● RECORDS SUPPLIED
Content starts
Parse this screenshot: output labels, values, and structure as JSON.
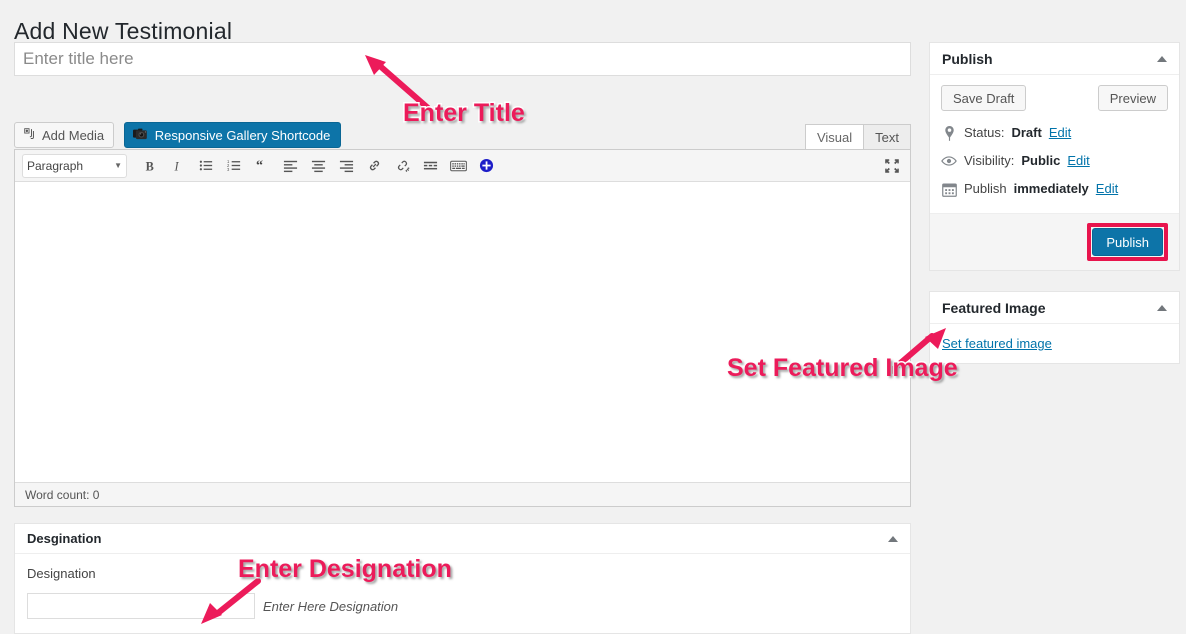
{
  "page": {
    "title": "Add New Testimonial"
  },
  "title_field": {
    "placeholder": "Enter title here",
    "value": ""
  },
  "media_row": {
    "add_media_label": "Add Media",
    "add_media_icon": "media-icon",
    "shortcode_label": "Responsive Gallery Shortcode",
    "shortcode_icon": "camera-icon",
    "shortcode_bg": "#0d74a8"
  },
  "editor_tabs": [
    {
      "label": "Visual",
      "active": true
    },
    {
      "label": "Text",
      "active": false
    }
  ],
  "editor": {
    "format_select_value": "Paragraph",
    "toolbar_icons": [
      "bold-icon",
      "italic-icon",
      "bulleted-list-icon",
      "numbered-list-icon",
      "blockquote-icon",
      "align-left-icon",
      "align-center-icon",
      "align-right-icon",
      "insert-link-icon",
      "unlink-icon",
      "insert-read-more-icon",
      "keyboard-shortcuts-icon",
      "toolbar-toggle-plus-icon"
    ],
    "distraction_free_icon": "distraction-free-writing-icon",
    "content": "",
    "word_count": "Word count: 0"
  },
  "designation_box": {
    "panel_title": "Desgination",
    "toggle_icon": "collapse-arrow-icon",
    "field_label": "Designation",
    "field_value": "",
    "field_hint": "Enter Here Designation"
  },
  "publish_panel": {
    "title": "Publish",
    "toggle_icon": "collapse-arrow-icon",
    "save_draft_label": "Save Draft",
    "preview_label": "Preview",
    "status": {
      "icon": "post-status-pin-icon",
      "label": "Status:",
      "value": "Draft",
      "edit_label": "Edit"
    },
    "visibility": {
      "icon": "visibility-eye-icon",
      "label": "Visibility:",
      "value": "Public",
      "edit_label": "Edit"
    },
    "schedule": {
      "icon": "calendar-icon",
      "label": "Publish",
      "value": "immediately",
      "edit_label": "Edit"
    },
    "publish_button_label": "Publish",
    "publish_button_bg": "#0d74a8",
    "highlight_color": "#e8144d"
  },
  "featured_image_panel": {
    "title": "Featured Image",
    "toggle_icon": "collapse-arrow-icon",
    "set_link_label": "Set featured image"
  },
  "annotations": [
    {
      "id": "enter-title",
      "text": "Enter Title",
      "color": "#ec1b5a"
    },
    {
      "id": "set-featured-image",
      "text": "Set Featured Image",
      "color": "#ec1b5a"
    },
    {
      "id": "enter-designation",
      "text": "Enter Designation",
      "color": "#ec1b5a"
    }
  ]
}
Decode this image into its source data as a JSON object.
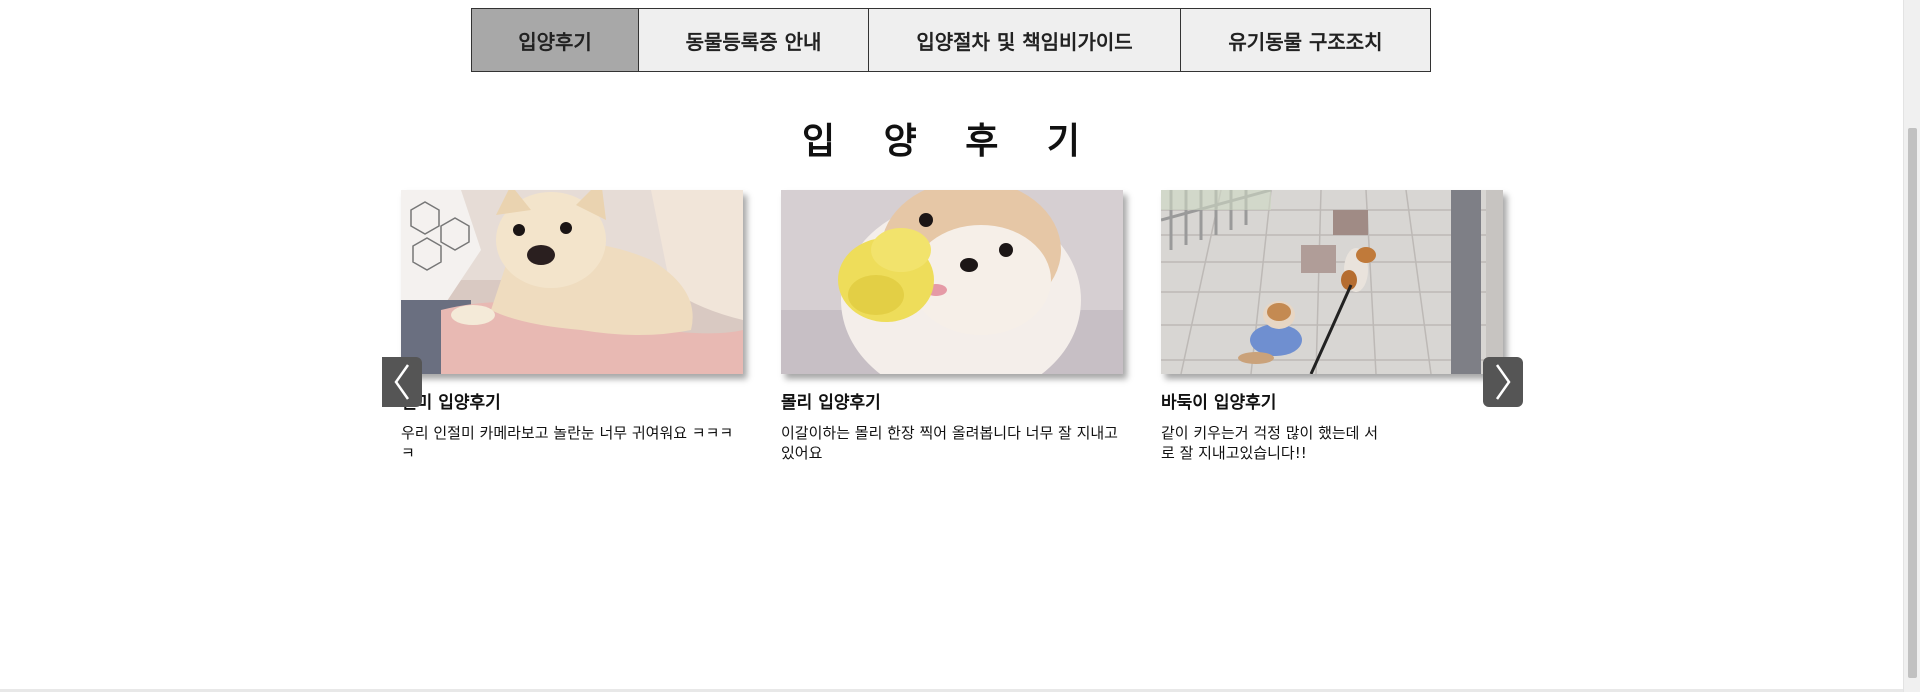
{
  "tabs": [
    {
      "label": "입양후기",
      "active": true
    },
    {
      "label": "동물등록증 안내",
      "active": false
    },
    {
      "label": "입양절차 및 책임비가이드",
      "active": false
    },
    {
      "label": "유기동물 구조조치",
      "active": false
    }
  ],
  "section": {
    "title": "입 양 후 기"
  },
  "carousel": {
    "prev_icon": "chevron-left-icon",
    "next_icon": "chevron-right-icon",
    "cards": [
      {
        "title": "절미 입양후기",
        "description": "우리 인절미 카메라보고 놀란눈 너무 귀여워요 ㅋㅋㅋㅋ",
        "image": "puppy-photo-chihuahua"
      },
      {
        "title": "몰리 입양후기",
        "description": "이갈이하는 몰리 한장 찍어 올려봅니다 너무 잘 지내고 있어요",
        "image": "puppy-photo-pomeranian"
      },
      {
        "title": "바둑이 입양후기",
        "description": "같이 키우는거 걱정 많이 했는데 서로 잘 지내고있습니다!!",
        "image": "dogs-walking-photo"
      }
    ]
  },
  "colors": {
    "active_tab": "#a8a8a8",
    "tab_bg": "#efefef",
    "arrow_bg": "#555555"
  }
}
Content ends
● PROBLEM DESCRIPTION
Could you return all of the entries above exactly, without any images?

● SOLUTION
Parse this screenshot: output labels, values, and structure as JSON.
{
  "page": {
    "title": "Add New Testimonial"
  },
  "title_field": {
    "placeholder": "Enter title here",
    "value": ""
  },
  "media_row": {
    "add_media_label": "Add Media",
    "add_media_icon": "media-icon",
    "shortcode_label": "Responsive Gallery Shortcode",
    "shortcode_icon": "camera-icon",
    "shortcode_bg": "#0d74a8"
  },
  "editor_tabs": [
    {
      "label": "Visual",
      "active": true
    },
    {
      "label": "Text",
      "active": false
    }
  ],
  "editor": {
    "format_select_value": "Paragraph",
    "toolbar_icons": [
      "bold-icon",
      "italic-icon",
      "bulleted-list-icon",
      "numbered-list-icon",
      "blockquote-icon",
      "align-left-icon",
      "align-center-icon",
      "align-right-icon",
      "insert-link-icon",
      "unlink-icon",
      "insert-read-more-icon",
      "keyboard-shortcuts-icon",
      "toolbar-toggle-plus-icon"
    ],
    "distraction_free_icon": "distraction-free-writing-icon",
    "content": "",
    "word_count": "Word count: 0"
  },
  "designation_box": {
    "panel_title": "Desgination",
    "toggle_icon": "collapse-arrow-icon",
    "field_label": "Designation",
    "field_value": "",
    "field_hint": "Enter Here Designation"
  },
  "publish_panel": {
    "title": "Publish",
    "toggle_icon": "collapse-arrow-icon",
    "save_draft_label": "Save Draft",
    "preview_label": "Preview",
    "status": {
      "icon": "post-status-pin-icon",
      "label": "Status:",
      "value": "Draft",
      "edit_label": "Edit"
    },
    "visibility": {
      "icon": "visibility-eye-icon",
      "label": "Visibility:",
      "value": "Public",
      "edit_label": "Edit"
    },
    "schedule": {
      "icon": "calendar-icon",
      "label": "Publish",
      "value": "immediately",
      "edit_label": "Edit"
    },
    "publish_button_label": "Publish",
    "publish_button_bg": "#0d74a8",
    "highlight_color": "#e8144d"
  },
  "featured_image_panel": {
    "title": "Featured Image",
    "toggle_icon": "collapse-arrow-icon",
    "set_link_label": "Set featured image"
  },
  "annotations": [
    {
      "id": "enter-title",
      "text": "Enter Title",
      "color": "#ec1b5a"
    },
    {
      "id": "set-featured-image",
      "text": "Set Featured Image",
      "color": "#ec1b5a"
    },
    {
      "id": "enter-designation",
      "text": "Enter Designation",
      "color": "#ec1b5a"
    }
  ]
}
Decode this image into its source data as a JSON object.
{
  "tabs": [
    {
      "label": "입양후기",
      "active": true
    },
    {
      "label": "동물등록증 안내",
      "active": false
    },
    {
      "label": "입양절차 및 책임비가이드",
      "active": false
    },
    {
      "label": "유기동물 구조조치",
      "active": false
    }
  ],
  "section": {
    "title": "입 양 후 기"
  },
  "carousel": {
    "prev_icon": "chevron-left-icon",
    "next_icon": "chevron-right-icon",
    "cards": [
      {
        "title": "절미 입양후기",
        "description": "우리 인절미 카메라보고 놀란눈 너무 귀여워요 ㅋㅋㅋㅋ",
        "image": "puppy-photo-chihuahua"
      },
      {
        "title": "몰리 입양후기",
        "description": "이갈이하는 몰리 한장 찍어 올려봅니다 너무 잘 지내고 있어요",
        "image": "puppy-photo-pomeranian"
      },
      {
        "title": "바둑이 입양후기",
        "description": "같이 키우는거 걱정 많이 했는데 서로 잘 지내고있습니다!!",
        "image": "dogs-walking-photo"
      }
    ]
  },
  "colors": {
    "active_tab": "#a8a8a8",
    "tab_bg": "#efefef",
    "arrow_bg": "#555555"
  }
}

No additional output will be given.